The ‘Smart’ Wheelchair
A smart device is defined as an electronic device, generally connected to other devices or networks via via Bluetooth, NFC, WiFi, mobile network, etc. that can operate to some extent interactively and autonomously.
Permobil wanted to find an effective way to bring those capabilities to a wheelchair. They started with their current top of the line chair, the F5. The F5 is a premium electronic wheelchair that provides superior comfort and control. It comes in both a standard seated version and the VS option that enables the user to raise into a stand posture.
To bring it to a new level, they started by adding a mobile data connection. Their new chair (still in prototype) can connect to AT&T’s wireless network for internet use. This of course allows for easily accessible internet browsing and phone calling abilities, whether through the user’s hands or via voice commands.
But it also provides some more specialized capabilities for the wheelchair user. This new chair is designed to monitor vitals and even body posture of the user which can be transmitted via AT&T’s wireless network.

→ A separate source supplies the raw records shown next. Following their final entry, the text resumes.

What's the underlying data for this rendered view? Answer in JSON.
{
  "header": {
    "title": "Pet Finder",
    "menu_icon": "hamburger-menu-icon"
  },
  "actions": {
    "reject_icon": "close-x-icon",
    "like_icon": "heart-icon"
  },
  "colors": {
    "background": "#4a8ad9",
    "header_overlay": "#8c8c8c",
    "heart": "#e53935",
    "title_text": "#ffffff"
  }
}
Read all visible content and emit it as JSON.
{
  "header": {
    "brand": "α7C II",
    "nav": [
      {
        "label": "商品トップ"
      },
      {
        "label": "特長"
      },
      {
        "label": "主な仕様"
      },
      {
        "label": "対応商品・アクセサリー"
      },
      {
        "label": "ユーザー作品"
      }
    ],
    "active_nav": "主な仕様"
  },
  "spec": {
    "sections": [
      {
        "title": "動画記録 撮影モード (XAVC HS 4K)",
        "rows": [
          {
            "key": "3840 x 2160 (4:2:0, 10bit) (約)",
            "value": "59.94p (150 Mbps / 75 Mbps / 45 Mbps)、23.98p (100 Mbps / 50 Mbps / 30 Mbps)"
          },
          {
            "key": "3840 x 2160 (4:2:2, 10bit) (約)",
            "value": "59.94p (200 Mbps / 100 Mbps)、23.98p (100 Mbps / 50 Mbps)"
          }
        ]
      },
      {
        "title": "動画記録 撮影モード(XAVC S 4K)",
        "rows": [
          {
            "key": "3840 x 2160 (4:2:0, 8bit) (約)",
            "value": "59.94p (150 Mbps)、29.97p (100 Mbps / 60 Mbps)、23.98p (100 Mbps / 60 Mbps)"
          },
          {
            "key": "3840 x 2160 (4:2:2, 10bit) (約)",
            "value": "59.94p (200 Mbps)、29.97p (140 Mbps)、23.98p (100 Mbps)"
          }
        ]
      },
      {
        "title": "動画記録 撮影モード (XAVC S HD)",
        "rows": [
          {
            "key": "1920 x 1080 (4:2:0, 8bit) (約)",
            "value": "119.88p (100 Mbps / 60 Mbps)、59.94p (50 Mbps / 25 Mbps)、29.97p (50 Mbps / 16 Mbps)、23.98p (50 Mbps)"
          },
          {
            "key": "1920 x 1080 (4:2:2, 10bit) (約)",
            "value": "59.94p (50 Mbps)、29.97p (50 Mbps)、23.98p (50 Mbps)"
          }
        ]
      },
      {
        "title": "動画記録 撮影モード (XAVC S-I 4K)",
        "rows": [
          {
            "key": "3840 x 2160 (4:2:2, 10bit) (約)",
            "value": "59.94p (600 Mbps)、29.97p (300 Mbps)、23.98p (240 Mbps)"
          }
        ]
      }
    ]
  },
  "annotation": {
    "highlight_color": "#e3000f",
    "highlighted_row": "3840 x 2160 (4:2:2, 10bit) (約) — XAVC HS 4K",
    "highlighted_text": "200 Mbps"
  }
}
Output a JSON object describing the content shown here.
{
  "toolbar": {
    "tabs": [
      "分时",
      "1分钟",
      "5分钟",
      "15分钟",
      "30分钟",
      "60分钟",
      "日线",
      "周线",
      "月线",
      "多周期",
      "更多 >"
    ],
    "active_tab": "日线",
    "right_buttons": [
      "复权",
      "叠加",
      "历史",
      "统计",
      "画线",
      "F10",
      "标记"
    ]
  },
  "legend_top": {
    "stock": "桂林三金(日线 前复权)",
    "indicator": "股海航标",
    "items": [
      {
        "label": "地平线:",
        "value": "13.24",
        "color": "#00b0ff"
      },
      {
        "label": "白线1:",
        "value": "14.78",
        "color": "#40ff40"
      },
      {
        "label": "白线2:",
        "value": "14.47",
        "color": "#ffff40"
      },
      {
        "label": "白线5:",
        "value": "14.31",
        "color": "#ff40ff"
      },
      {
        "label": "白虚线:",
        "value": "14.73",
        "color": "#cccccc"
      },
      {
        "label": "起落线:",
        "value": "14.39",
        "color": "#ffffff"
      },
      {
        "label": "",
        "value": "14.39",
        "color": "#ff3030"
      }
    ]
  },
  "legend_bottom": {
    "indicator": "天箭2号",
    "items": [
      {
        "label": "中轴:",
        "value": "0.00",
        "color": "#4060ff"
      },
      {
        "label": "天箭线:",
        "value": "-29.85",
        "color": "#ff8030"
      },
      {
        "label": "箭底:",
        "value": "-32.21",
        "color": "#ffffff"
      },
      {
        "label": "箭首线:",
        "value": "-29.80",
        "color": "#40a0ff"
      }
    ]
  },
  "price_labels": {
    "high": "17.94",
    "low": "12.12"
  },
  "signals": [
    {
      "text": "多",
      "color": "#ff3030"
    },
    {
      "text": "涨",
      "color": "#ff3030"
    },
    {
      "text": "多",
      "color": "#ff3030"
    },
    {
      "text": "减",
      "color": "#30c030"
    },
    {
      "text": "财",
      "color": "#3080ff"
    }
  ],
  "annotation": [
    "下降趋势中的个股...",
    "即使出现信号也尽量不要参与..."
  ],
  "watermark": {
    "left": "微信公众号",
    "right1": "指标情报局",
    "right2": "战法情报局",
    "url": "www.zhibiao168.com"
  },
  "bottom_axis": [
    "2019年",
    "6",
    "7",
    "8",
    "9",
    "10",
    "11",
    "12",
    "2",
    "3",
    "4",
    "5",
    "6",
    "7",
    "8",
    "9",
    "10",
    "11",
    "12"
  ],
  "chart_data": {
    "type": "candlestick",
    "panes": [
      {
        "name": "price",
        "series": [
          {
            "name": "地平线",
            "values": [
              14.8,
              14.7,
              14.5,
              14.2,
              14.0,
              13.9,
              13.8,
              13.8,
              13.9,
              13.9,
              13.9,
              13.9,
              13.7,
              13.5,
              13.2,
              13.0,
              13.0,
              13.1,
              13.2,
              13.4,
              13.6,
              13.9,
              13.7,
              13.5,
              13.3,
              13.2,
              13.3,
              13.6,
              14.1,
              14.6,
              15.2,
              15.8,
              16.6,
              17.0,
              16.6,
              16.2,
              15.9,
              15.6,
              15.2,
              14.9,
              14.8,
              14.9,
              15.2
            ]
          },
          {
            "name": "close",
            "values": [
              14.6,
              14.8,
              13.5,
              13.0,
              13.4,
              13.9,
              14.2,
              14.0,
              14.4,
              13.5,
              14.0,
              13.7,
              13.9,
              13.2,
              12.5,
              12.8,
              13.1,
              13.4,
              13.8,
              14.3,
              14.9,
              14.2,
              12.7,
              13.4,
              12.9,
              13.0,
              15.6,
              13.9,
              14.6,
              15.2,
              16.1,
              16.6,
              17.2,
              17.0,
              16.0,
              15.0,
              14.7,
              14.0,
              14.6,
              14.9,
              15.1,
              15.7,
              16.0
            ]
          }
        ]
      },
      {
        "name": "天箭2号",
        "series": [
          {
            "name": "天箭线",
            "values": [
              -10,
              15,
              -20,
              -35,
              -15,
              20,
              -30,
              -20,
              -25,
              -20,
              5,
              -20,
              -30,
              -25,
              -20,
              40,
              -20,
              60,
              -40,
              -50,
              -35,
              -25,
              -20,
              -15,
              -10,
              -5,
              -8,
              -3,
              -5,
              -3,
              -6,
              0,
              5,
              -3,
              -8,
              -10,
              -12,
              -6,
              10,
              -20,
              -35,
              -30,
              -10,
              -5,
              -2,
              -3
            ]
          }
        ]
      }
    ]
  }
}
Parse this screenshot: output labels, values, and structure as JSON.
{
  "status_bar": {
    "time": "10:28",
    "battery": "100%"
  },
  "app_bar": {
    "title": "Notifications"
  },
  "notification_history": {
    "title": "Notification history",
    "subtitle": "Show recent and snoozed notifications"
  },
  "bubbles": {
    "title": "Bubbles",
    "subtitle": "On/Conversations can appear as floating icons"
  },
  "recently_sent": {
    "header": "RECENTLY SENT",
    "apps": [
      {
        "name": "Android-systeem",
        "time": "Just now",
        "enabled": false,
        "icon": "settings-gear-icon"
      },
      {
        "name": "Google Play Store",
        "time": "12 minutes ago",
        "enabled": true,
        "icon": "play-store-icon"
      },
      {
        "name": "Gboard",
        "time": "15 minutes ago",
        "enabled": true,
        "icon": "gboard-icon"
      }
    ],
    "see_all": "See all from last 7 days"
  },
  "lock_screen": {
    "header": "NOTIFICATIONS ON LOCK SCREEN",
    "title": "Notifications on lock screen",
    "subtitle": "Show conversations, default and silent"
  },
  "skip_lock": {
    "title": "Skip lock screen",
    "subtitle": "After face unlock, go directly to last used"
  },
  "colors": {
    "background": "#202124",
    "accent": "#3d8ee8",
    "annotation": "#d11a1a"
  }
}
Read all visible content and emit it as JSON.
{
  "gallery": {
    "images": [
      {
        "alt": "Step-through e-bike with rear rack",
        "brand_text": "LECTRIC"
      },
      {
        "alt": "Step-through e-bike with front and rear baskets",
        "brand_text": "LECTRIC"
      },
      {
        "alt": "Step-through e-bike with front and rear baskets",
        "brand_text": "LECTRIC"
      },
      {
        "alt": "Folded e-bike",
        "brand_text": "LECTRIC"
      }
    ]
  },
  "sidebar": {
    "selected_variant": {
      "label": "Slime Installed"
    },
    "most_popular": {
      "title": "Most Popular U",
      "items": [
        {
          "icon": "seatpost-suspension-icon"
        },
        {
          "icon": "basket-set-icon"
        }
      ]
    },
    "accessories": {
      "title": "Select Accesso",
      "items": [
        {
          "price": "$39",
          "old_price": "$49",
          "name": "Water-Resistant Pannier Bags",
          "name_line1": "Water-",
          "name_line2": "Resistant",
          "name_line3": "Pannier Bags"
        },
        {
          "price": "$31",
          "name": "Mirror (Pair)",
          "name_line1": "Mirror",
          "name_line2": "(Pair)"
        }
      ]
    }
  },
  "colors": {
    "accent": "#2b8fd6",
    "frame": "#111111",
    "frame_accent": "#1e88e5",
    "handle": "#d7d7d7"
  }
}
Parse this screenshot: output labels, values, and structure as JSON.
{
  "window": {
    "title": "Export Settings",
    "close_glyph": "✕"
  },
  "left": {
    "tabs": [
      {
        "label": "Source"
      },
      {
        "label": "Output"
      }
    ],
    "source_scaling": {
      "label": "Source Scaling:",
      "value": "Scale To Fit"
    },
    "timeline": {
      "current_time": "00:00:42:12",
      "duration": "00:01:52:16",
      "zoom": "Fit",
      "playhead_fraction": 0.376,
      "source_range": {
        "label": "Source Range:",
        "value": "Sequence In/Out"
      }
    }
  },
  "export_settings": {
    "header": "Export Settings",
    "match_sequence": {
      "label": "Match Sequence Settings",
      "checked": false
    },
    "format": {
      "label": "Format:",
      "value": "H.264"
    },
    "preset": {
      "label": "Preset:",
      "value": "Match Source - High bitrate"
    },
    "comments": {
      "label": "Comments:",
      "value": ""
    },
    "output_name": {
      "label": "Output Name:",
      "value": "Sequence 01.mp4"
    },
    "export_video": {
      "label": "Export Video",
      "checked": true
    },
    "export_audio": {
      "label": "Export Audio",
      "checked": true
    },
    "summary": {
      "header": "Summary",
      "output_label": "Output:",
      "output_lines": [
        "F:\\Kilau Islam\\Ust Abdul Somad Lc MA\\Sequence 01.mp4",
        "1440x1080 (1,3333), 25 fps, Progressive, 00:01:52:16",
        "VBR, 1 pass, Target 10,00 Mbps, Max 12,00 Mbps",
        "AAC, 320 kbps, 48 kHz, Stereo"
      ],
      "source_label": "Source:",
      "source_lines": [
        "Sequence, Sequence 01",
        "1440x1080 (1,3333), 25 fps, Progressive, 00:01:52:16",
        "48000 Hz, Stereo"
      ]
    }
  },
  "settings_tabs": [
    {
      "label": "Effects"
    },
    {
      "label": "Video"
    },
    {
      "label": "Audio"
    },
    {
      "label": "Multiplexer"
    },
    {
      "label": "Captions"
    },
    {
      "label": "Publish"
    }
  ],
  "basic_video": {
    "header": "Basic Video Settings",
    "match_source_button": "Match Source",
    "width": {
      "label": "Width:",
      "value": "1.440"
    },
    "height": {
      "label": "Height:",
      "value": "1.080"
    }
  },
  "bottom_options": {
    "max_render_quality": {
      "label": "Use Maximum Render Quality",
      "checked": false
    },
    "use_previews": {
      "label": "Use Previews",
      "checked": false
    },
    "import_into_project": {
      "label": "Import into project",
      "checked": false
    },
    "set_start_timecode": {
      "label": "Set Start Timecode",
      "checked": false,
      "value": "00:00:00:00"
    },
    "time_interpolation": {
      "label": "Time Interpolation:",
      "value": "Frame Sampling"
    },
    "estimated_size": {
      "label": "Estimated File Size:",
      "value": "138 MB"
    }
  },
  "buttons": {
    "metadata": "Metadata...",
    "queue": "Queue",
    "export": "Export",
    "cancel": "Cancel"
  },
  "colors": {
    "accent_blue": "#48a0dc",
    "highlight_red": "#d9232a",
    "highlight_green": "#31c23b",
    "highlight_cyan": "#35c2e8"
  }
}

For people who are advised to sit in a specific fashion, the chair could potentially inform them if they are sitting correctly are not. Also, thanks to the chairs having a spectrometer, it can tell if a person falls over in their chair and send out a call for help.
Lastly, Permobil is hoping to have the chairs communicate with remote maintenance office to keep them in working order.
As stated before, the chair is still in the prototype stage and more features could potentially be added before the final product is released. Regardless, the current model is already quite capable, and we look forward to seeing it hit the mass market. With technology like this, users could act as the navigation or look up useful information as they ride along in one of our van conversions.
What would you do with a smart wheelchair? How might it change your day-to-day life?